Gladness and Laughter
Then Abraham fell on his face and laughed, and said to himself, “Can a child be born to a man who is a hundred years old? Can Sarah, who is ninety years old, bear a child?”
Genesis 21: 6
Now Sarah said, “God has brought laughter for me; everyone who hears will laugh with me.”
Tradition tells us that Moses wrote the book of Genesis. If so, we know that he could have begun chapter 17 this way: “Did you hear the one about the 90 year-old pregnant woman, and how she and her husband packed up and hit the road?”
Reading this story today, and reading where God gives Abraham and Sarah this news, it is not difficult to imagine their first reaction being “You’re kidding, right?” Yet when they realized God wasn’t kidding, the old couple laughed. Maybe at first, as the saying goes, they laughed to keep from crying. And it appears that God laughed also. In the language of today, it could all be described this way: “Pretty crazy, right?”
When I was a senior in high school, on graduate Sunday in our church, Rev. Bill Kinnett preached a sermon that I remember to this day. In his sermon he advised us graduates: “Take your life seriously. Take your work and your faith seriously. But don’t take yourself too seriously.”
In other words, learn to laugh at yourself. Your life will not always be a bed of roses, and if you can laugh in the hard times, it will help you.
Nowadays it is what we sometimes call “a healthy coping mechanism.”
In his book, The Laugh Shall Be First, Will Willimon writes that, “among all of God’s creatures, human beings are the only animals who both laugh and weep – for we are the animals who are struck with the difference between the way things are and the way things ought to be.”
But there is more to it than that. We have the mildly humorous fact that a 90 year-old woman and her 100 year-old husband would be picked by God to have a child. It is all wildly improbable, including the fact that they would be picked not only to make a new start for themselves, but to make a new start for the many, many people that would follow. “Like stars in the sky and sands on the seashore” is how the descendants are described.

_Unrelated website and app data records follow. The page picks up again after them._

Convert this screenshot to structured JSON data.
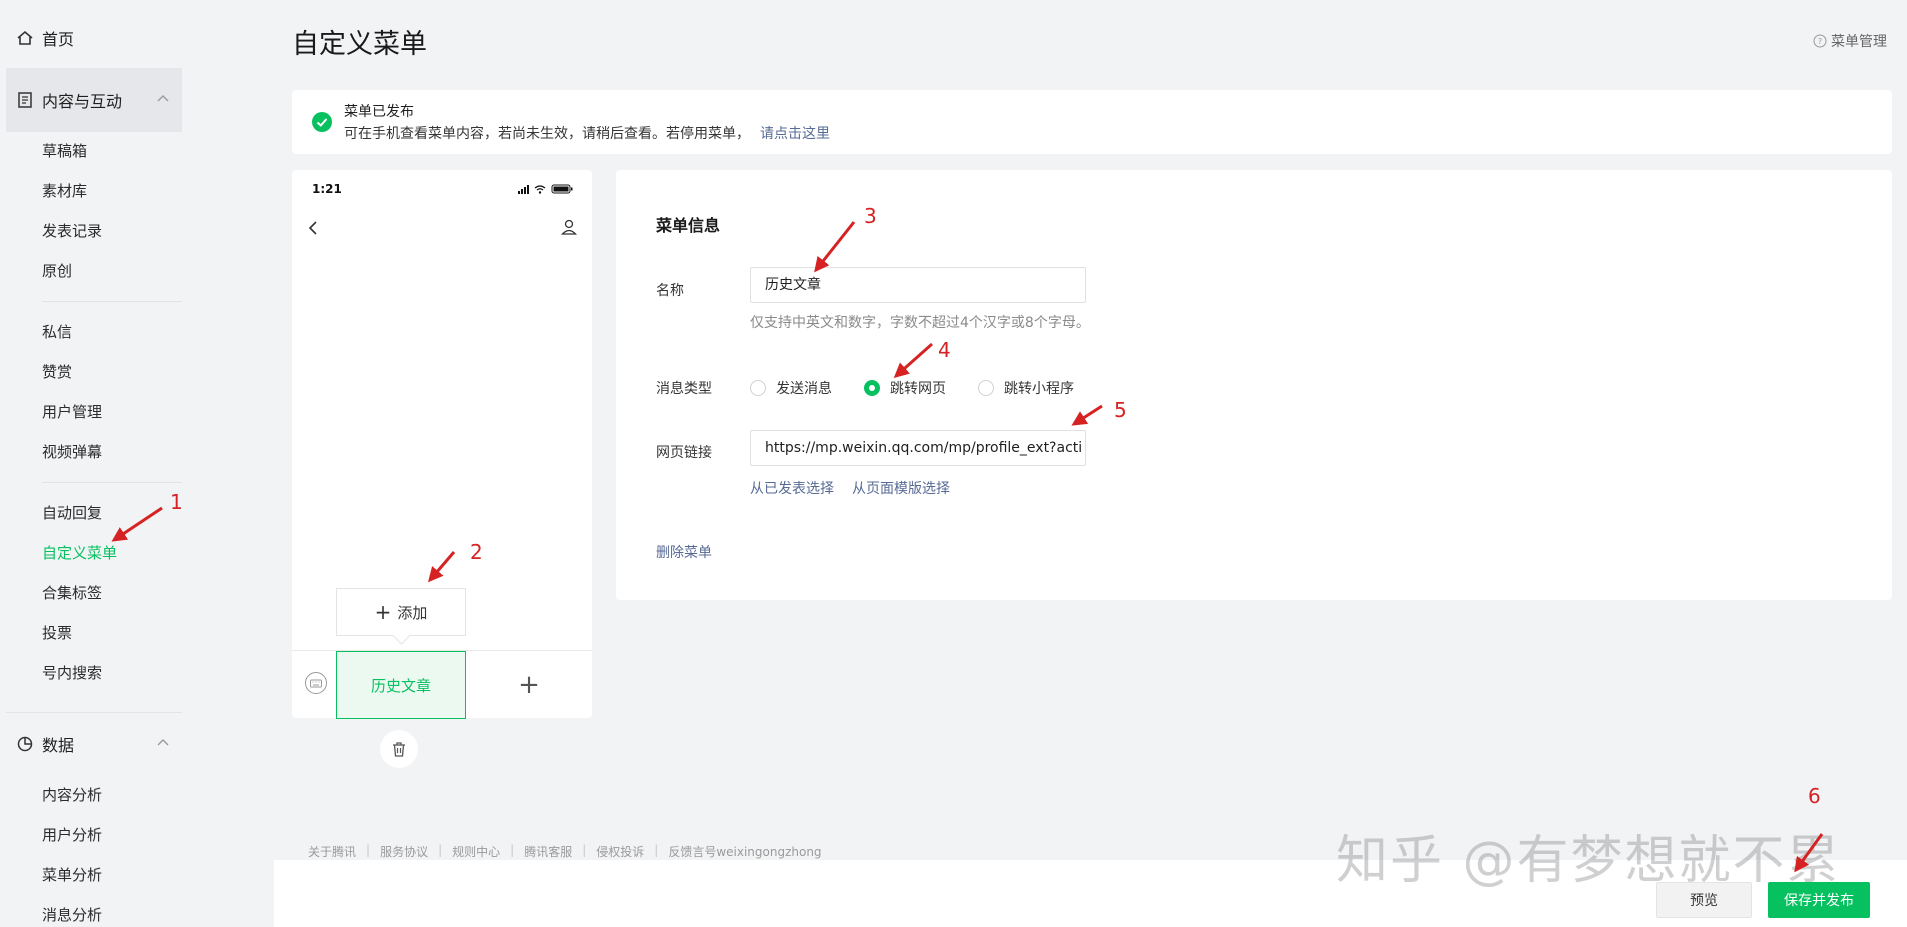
{
  "sidebar": {
    "home": "首页",
    "content_group": "内容与互动",
    "content_items": [
      "草稿箱",
      "素材库",
      "发表记录",
      "原创"
    ],
    "message_items": [
      "私信",
      "赞赏",
      "用户管理",
      "视频弹幕"
    ],
    "tools_items": [
      "自动回复",
      "自定义菜单",
      "合集标签",
      "投票",
      "号内搜索"
    ],
    "data_group": "数据",
    "data_items": [
      "内容分析",
      "用户分析",
      "菜单分析",
      "消息分析"
    ]
  },
  "header": {
    "title": "自定义菜单",
    "help": "菜单管理"
  },
  "notice": {
    "title": "菜单已发布",
    "text": "可在手机查看菜单内容，若尚未生效，请稍后查看。若停用菜单，",
    "link": "请点击这里"
  },
  "phone": {
    "time": "1:21",
    "add_label": "添加",
    "menu_item": "历史文章",
    "add_symbol": "+"
  },
  "form": {
    "section_title": "菜单信息",
    "name_label": "名称",
    "name_value": "历史文章",
    "name_hint": "仅支持中英文和数字，字数不超过4个汉字或8个字母。",
    "type_label": "消息类型",
    "options": [
      "发送消息",
      "跳转网页",
      "跳转小程序"
    ],
    "selected_option": "跳转网页",
    "url_label": "网页链接",
    "url_value": "https://mp.weixin.qq.com/mp/profile_ext?acti",
    "link_published": "从已发表选择",
    "link_template": "从页面模版选择",
    "delete": "删除菜单"
  },
  "footer": {
    "links": [
      "关于腾讯",
      "服务协议",
      "规则中心",
      "腾讯客服",
      "侵权投诉",
      "反馈言号weixingongzhong"
    ],
    "preview": "预览",
    "save": "保存并发布",
    "watermark": "知乎 @有梦想就不累"
  },
  "annotations": [
    "1",
    "2",
    "3",
    "4",
    "5",
    "6"
  ],
  "colors": {
    "brand": "#07c160",
    "link": "#576b95",
    "annotation": "#d62222"
  }
}
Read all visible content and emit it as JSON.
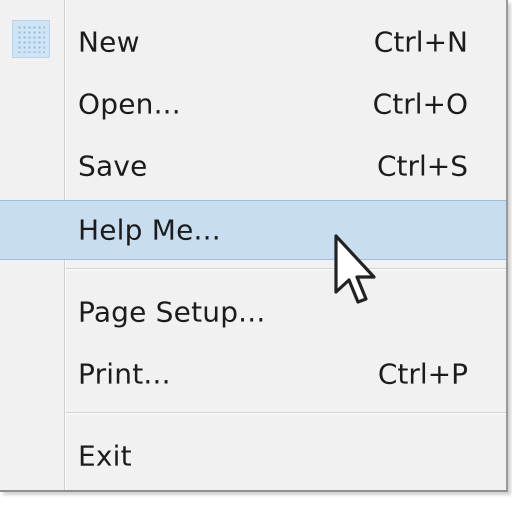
{
  "menu": {
    "items": [
      {
        "label": "New",
        "shortcut": "Ctrl+N"
      },
      {
        "label": "Open...",
        "shortcut": "Ctrl+O"
      },
      {
        "label": "Save",
        "shortcut": "Ctrl+S"
      },
      {
        "label": "Help Me...",
        "shortcut": ""
      },
      {
        "label": "Page Setup...",
        "shortcut": ""
      },
      {
        "label": "Print...",
        "shortcut": "Ctrl+P"
      },
      {
        "label": "Exit",
        "shortcut": ""
      }
    ],
    "highlighted_item": "Help Me..."
  },
  "colors": {
    "menu_background": "#f1f1f1",
    "highlight_background": "#c9ddf1",
    "highlight_border": "#9cc0e2",
    "text": "#1c1c1c"
  },
  "icons": {
    "app_icon": "app-icon",
    "cursor": "mouse-pointer-icon"
  }
}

And we have the realization that ‘wildly improbable’ is the nature of God. It is how God operates. We follow a God who, somewhere in the mix of all that God is, has a sense of humor and wants us to laugh. Because laughter is related to gladness, and gladness is at the heart of God.
The text says that Abraham, when given the news about the baby, “fell on his face and laughed” and that Sarah laughed also. They laughed so hard that they even named the baby Isaac, which means laughter.
Indeed, God must have appreciated that Abraham and Sarah embraced this new beginning with all of the possibilities it offered. No doubt God also appreciated that they greeted this surprise with a sense of gladness and with rip-roaring laughter.
We know there is real pain and sadness in the world, particularly right now. We don’t minimize it or deny that it exists. We know that to acknowledge pain is generally a required step towards healing.
But we also know that even and perhaps especially in the midst of tears there is the hope of gladness and the possibility of laughter. The gladness comes from knowing that we live under the providence of a loving and wildly improbable God.
A hymn for today, “In Thee Is Gladness” written in 1598, includes these words:
In thee is gladness, amid all the sadness Jesus, sunshine of my heart.
Our souls thou makest, our bonds thou breakest; who trusts thee surely hath built securely, and stands forever, Alleluia!
If God be ours, we fear no powers, not of earth or sin or death. We shout for gladness, triumph o’er sadness, loving and praising, voices still raising glad hymns forever, Alleluia!
For us, our great good news is that we live under the providence of a God who continually offers us the possibility of new life. Where we find that new life, may we greet it with gladness and laughter. Thanks be to God. Amen.